Public television operates according to a churlish Calvinism. We are permitted little blips of pleasure here and there, but how we must suffer for them! There are about 15 priceless minutes with "Musical Comedy Tonight," the PBS special at 8 tonight on Channel 26, but they are camouflaged within an hour and a half of hype-hype hooray and showbiz gush.

Sylvia Fine Kaye (Mrs. Danny Kaye) put together this tribute to the musical theater, which features numbers from four classics, major and minor: "Good News," "Anything Goes," "Oklahoma!" and "Company." The goal is commendable enough, but the program comes afflicted with laugh-track fever and a slavish homage to the star syndrome.

Though we zoom in on a shot of New York's Schubert Theater at the opening, the program was taped at the Wilshire Ebell Theater in Los Angeles, where the invited audience applauds so excessively and so readily you'd think their little mitts were freezing. Maybe the air conditioning was turned up too high.

When their toadyish enthusiasm wavers, electronic "sweetening" is there to cover tape edits and brighten the audio into a state of coma. Why haven't PBS officials laid down the law against the use of fake audience response in public television? Because they don't realize that canned reaction is one of the things people flee commercial television to escape?

As an overview of the musical comedy, the show lacks breadth. Goerge and Ira Gershwin and Jerome Kern are mentioned, but their music is never quoted. If the idea was to summon up only turning points, "Good News" is conspicuous by its presence and "On Your Toes," "Show Boat" and "Of Thee I Sing" by their absence.
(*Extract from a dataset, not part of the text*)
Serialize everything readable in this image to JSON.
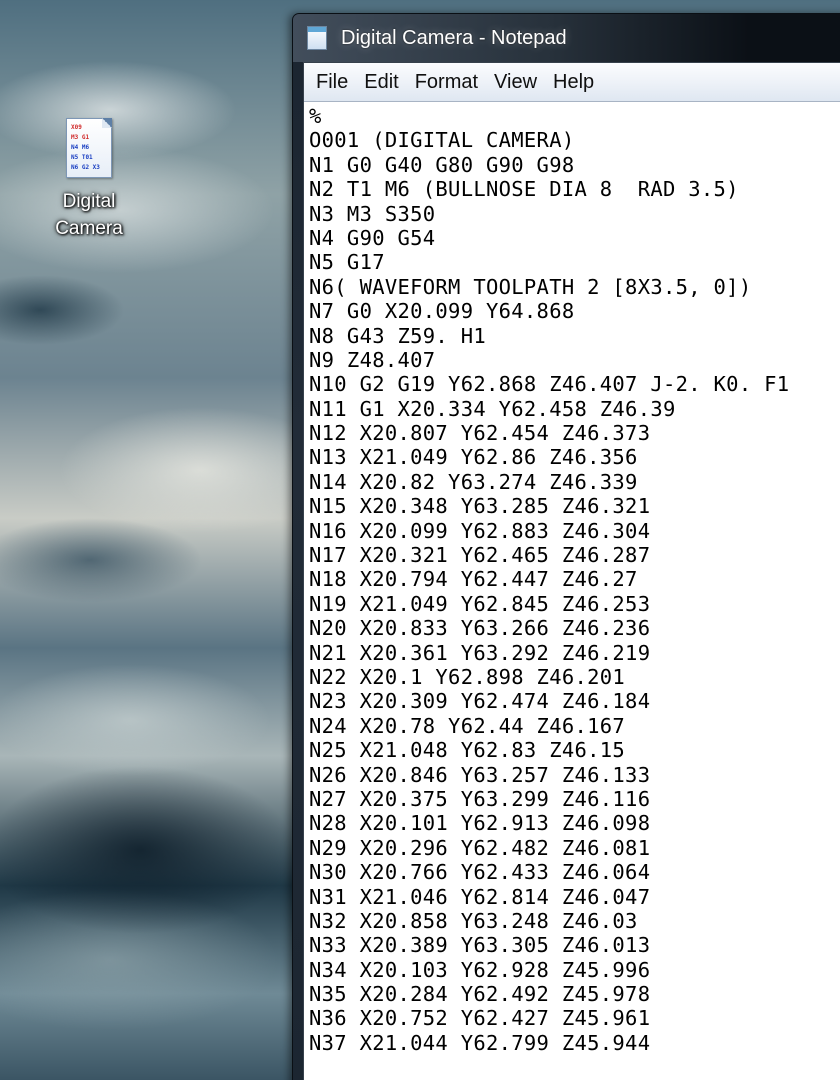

The presence of old iron lungs, Ethel Merman, is of course an authenticating one, though her tempos drag on "I Get a Kick Out of You" and "You're the Top." For the latter she is teamed with a leaden Rock Hudson, who typifies the Hollywoodness of what should have been a New York production. The use of such performers as Richard Chamberlin, Sandy Duncan, the singing newt John Davidson and even Carol Burnett indicates sloppy priorities.

How much better to have recruited less luminous names from the rash of recent Broadway revivals of the good old shows. We don't want a public television that is star-studded. We want a public television tipsy with talent.

The highlight of the program is an appearance by the probably miraculous Agnes de Mille, who explains her choreography of the "Out of My Dreams" ballet from "Oklahoma!" as it is danced by the callously unbilled Gemze de Lappe, who played the same role in the post-War British production of the show.

De Mille chats with host-producer Kaye about the New York run, when she'd see American servicemen three-deep at the back of the theater before they left for Europe, "tears streaming down their cheeks" over this sunny show, because to them "it symbolized home, and what they were going to die for."

As a host, Kaye clings to cue cards with distracting fidelity. Her commentary is bright and judicious (except when trying to make a connection between Stephen Sondheim's "Company" and the Vietnam war), and her every stab at wit rewarded with either real or test-tube laughter from the crowd or an electronic pushover. Stan Harris's direction is lazy and camera placement unimaginative.

Public television could be a medium of record. The musical theater is dead now, but old shows are constantly being revived. These should be committed to tape now so they can be enjoyed by millions and preserved for the future. Humdrum samplers like Kaye's may sound like hot box office to PBS executives, but they can only prove frustrating inadequate in the long run. This project deserves a short one.